Web page and app entries
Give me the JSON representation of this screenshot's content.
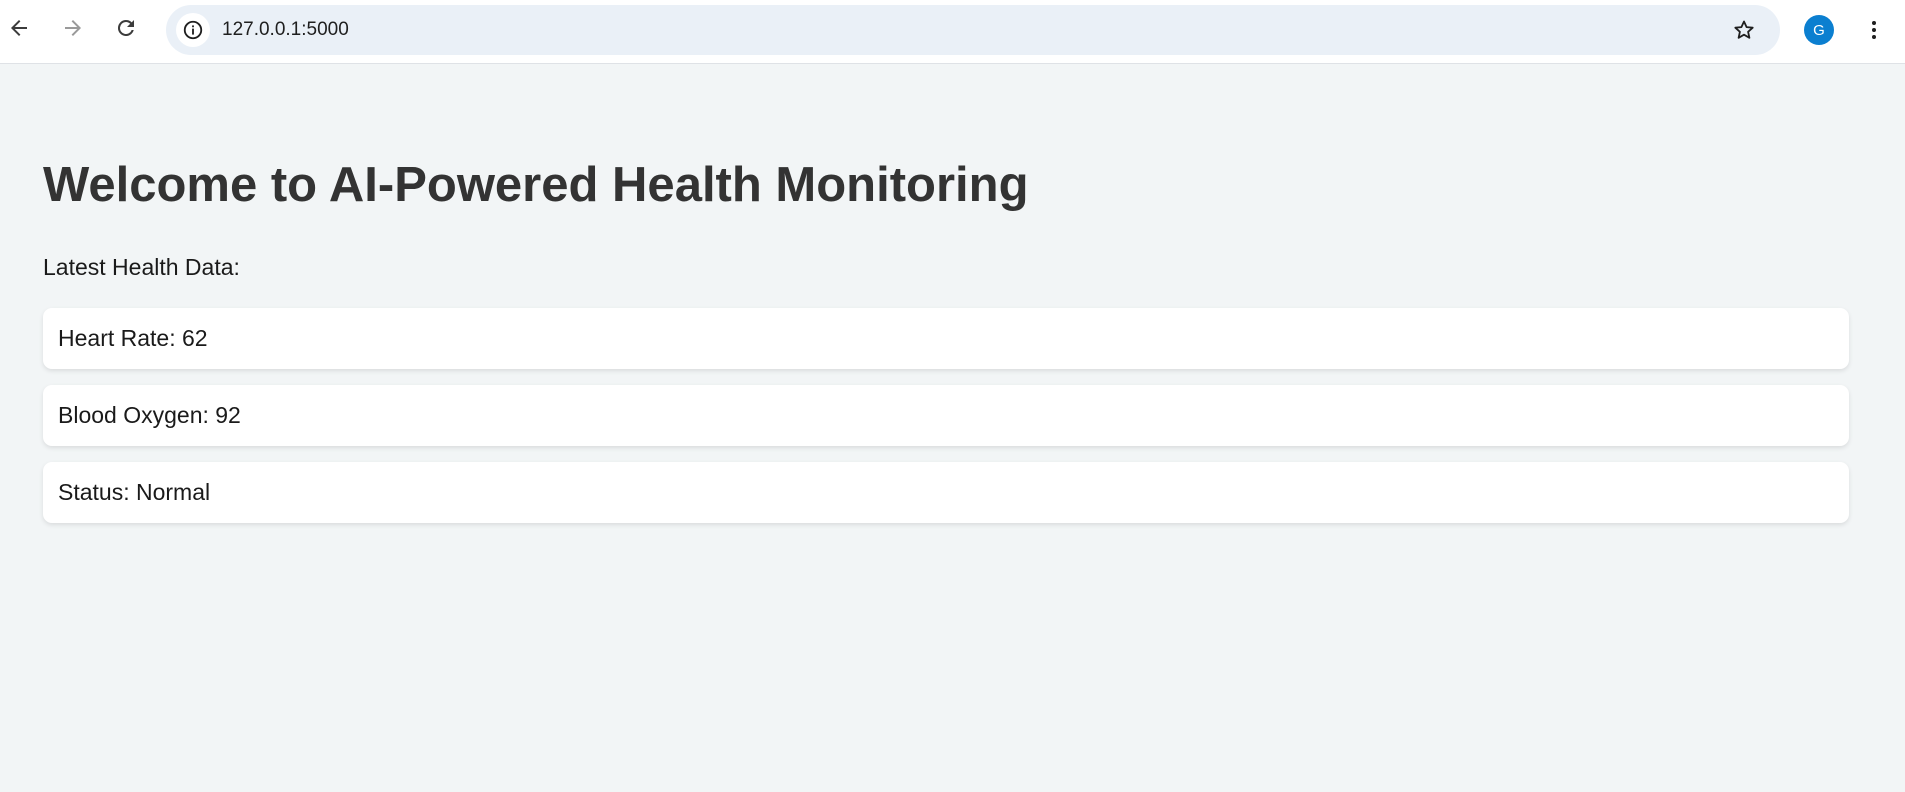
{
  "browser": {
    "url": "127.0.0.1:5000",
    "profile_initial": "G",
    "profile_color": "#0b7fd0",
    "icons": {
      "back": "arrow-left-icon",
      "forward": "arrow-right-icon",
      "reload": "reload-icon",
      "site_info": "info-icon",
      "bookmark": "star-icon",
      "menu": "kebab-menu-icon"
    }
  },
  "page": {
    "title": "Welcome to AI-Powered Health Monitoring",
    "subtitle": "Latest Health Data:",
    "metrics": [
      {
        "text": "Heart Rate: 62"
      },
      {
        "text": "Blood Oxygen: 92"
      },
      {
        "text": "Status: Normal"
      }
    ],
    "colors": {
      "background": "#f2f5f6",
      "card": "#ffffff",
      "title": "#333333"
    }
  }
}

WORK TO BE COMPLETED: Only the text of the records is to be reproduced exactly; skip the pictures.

ANSWER BOX:
Give me the JSON representation of this screenshot's content.
{
  "browser": {
    "url": "127.0.0.1:5000",
    "profile_initial": "G",
    "profile_color": "#0b7fd0",
    "icons": {
      "back": "arrow-left-icon",
      "forward": "arrow-right-icon",
      "reload": "reload-icon",
      "site_info": "info-icon",
      "bookmark": "star-icon",
      "menu": "kebab-menu-icon"
    }
  },
  "page": {
    "title": "Welcome to AI-Powered Health Monitoring",
    "subtitle": "Latest Health Data:",
    "metrics": [
      {
        "text": "Heart Rate: 62"
      },
      {
        "text": "Blood Oxygen: 92"
      },
      {
        "text": "Status: Normal"
      }
    ],
    "colors": {
      "background": "#f2f5f6",
      "card": "#ffffff",
      "title": "#333333"
    }
  }
}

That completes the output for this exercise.